As anticipated from the moment the injury was announced. Jon Lester has been placed on the disabled list with a strained lat muscle suffered in the fourth inning of his start against the Blue Jays last night.
Reliever Scott Atchison has been called up to take his place on the roster.
Lester takes a 10-4 record and a 3.31 ERA with him to the DL. The Red Sox will need to replace him in the rotation Sunday against the Orioles. Depending on whether he’s needed out of the pen, Alfredo Aceves could make that start. He’s 1-1 with a 5.14 ERA in his four starts this season.
An alternative would be Kevin Millwood, who would pitch on six days’ rest. He gave up three runs over seven innings in his last start for Triple-A Pawtucket, and is 4-0 with 4.15 ERA overall in seven starts for the club.
Judging by the way Lester finished his outing last night, the strain he suffered couldn’t have been particularly severe. The Red Sox haven’t provided a timetable for his return, but it’s possible he’ll miss just two or three starts.
It’s Lester’s first trip to the disabled list since 2007.
Houston Astros ace Justin Verlander will undergo Tommy John surgery and miss the rest of the season.
The reigning AL Cy Young Award winner announced the news Saturday on his Instagram account in a 1½-minute video.
“In my simulated game a couple days ago, I felt something in my elbow, and after looking at my MRI and conversing with some of the best doctors in the world, we’ve determined that Tommy John surgery is my best option,” Verlander said.
He threw to hitters on Wednesday for the first time since he was injured in the team’s opener on July 24. He threw 50 pitches in the bullpen before throwing about 25 pitches to hitters in two simulated innings.
“I tried as hard as I could to come back and play this season,” Verlander said. “Unfortunately, my body just didn’t cooperate.”
Verlander has been on the injured list with a right forearm strain. He went 21-6 with a 2.58 ERA in 2019.
“Obviously, this is not good news,” Verlander said. “However, I’m going to handle this the only way I know how. I’m optimistic. I’m going to put my head down, work hard, attack this rehab and hopefully, come out the other side better for it.
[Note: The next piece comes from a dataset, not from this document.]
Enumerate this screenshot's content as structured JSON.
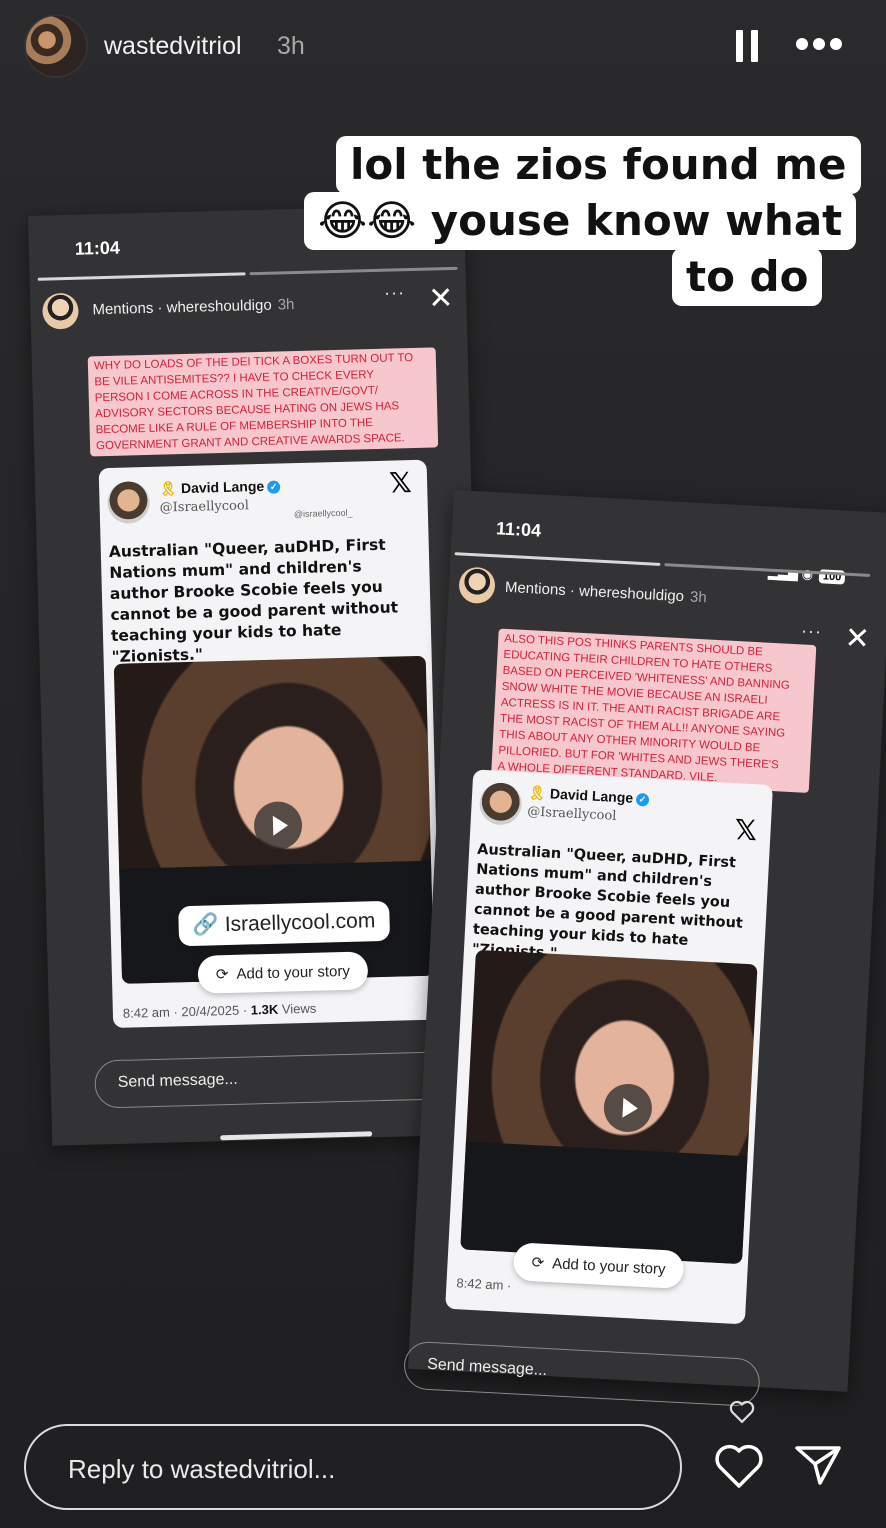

“I truly believe everything that everything happens for a reason, and although 2020 has sucked, hopefully, when this rehab process is all said and done, this will allow me to charge through the end of my career and be healthy as long as I want and pitch as long as I want and accomplish some of the goals that I want in my career.”